DIRECTIONS: In the listing below, how many lines contain the word "photo"? Answer with the number alone.

DATASET ENTRIES:
★ ★ ★ ★ ★ ★ ★
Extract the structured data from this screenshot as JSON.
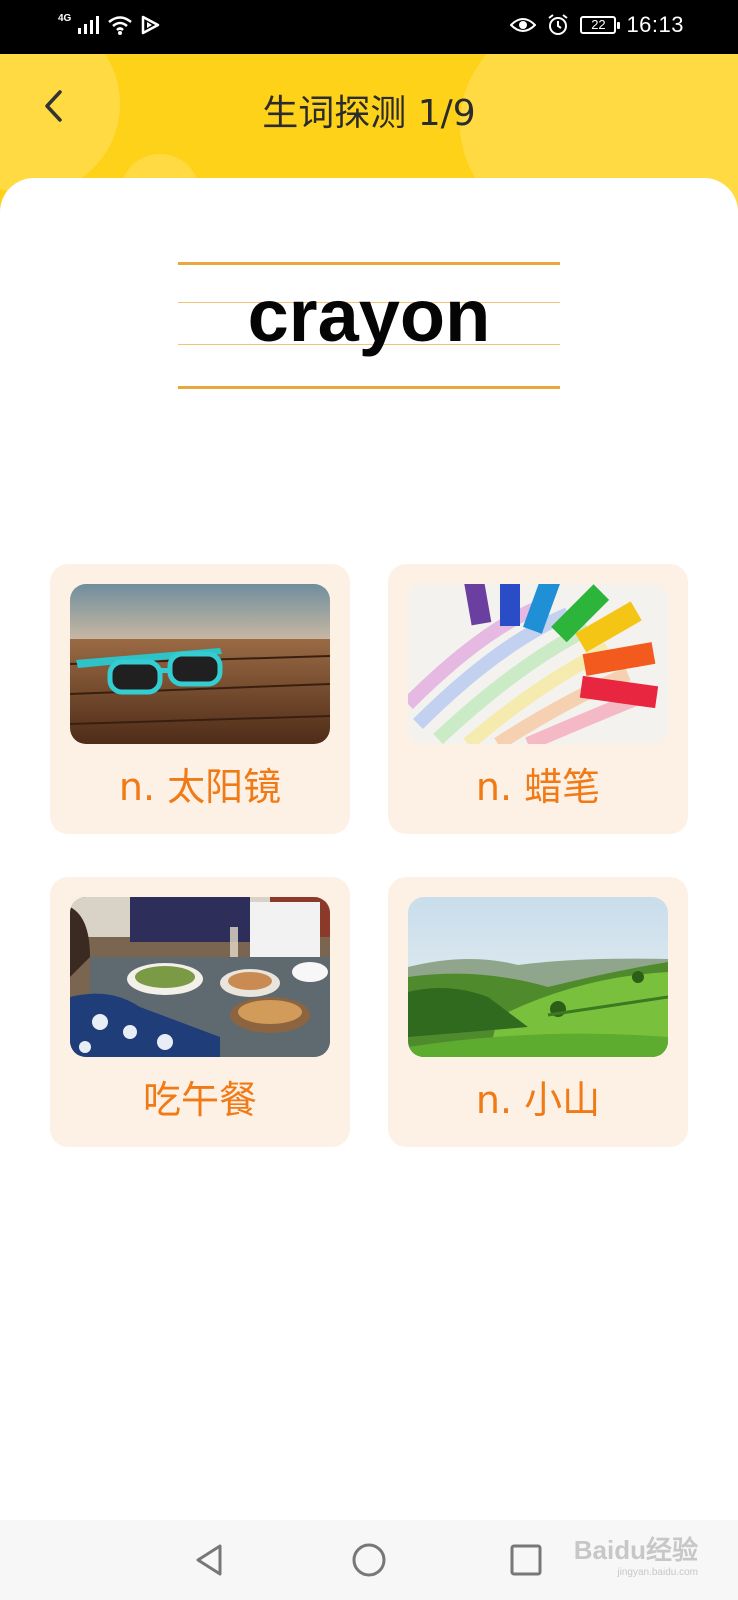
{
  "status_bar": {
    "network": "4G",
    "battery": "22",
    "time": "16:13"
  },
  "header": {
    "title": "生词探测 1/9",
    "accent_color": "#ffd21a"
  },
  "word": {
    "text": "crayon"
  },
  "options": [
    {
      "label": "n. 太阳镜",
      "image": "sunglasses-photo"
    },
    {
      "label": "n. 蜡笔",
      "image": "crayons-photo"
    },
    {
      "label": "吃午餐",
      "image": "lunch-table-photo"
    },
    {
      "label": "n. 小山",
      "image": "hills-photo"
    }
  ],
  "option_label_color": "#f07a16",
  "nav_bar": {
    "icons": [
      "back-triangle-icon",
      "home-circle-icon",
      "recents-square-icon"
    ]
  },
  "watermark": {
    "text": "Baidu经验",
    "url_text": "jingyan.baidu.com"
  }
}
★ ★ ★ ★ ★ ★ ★
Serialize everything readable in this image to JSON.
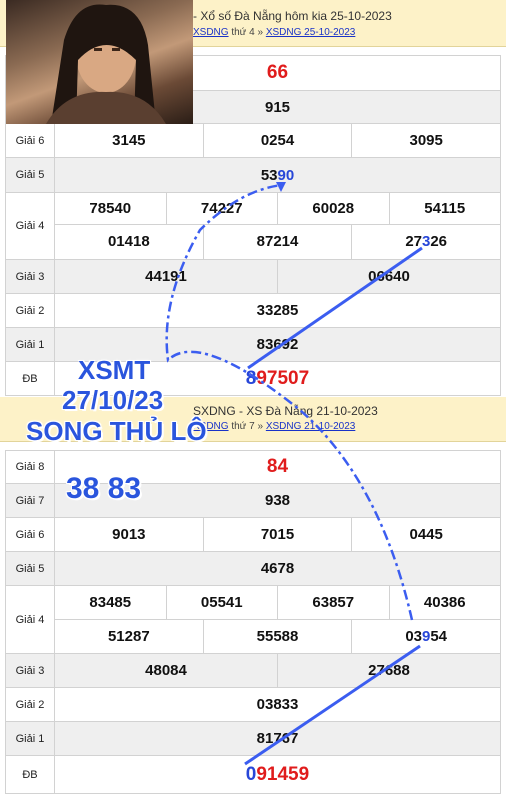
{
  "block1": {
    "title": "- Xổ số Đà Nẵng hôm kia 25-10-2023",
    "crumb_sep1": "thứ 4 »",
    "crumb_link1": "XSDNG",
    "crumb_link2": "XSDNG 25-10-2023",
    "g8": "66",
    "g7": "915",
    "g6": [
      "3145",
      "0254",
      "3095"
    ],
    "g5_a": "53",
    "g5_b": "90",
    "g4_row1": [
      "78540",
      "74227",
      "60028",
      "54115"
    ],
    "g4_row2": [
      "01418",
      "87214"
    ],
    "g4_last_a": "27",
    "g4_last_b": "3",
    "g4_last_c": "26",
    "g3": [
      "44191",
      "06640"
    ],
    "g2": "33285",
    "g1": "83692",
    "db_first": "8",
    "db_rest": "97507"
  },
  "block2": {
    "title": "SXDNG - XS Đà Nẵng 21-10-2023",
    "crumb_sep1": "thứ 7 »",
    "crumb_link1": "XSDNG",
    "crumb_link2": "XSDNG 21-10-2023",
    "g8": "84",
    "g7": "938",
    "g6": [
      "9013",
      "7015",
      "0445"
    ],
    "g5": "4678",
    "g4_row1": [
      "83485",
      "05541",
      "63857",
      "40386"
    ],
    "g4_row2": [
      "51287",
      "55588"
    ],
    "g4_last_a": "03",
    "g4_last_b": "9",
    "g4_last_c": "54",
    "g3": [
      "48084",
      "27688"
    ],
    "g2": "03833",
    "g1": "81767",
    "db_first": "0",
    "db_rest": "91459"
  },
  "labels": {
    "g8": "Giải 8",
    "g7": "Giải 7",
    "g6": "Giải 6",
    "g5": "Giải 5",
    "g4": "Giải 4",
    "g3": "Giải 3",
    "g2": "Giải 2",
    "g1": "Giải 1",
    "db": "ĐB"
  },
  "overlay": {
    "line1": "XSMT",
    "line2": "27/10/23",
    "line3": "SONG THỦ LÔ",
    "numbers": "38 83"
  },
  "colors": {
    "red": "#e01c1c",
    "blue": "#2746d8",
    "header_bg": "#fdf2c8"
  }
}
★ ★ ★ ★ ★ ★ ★
ANSWER SPACE: 4